▶ Directions for this task: Scan the data for "HKLM" and copy each matching line.
= Beginning of Section =
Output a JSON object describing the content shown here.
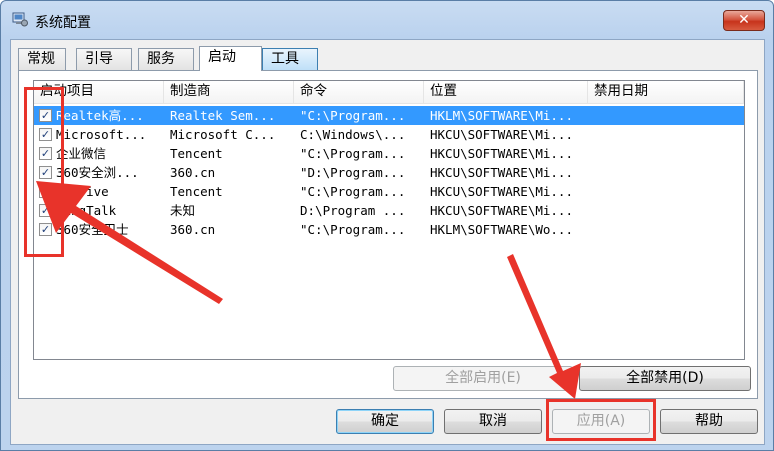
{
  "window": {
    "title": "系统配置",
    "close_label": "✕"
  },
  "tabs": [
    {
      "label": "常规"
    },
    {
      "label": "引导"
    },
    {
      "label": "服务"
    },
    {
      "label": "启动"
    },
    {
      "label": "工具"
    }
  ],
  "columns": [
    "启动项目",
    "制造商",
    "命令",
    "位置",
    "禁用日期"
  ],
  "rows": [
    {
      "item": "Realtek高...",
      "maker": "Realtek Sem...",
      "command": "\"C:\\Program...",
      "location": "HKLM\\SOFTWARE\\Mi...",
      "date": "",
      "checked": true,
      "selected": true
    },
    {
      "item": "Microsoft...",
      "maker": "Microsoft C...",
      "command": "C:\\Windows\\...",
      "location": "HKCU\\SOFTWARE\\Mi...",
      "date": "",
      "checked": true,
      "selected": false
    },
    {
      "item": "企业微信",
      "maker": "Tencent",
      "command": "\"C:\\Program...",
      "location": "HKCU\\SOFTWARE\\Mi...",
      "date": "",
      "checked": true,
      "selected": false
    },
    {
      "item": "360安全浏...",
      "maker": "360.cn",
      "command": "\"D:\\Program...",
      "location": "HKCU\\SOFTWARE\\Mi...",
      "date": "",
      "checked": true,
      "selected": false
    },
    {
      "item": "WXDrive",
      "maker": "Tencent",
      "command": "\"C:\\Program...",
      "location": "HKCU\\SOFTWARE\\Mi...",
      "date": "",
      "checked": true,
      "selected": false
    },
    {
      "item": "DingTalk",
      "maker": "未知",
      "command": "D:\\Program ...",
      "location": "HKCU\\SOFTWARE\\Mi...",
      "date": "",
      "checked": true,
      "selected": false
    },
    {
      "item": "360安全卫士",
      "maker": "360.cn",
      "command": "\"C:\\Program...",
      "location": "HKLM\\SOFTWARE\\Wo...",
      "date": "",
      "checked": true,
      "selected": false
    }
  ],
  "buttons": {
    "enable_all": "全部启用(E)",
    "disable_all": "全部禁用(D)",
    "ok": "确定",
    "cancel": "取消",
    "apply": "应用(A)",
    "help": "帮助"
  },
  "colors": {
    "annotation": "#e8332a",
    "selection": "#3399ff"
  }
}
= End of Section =
▶ Answer for this exercise:
      "location": "HKLM\\SOFTWARE\\Mi...",
      "location": "HKLM\\SOFTWARE\\Wo...",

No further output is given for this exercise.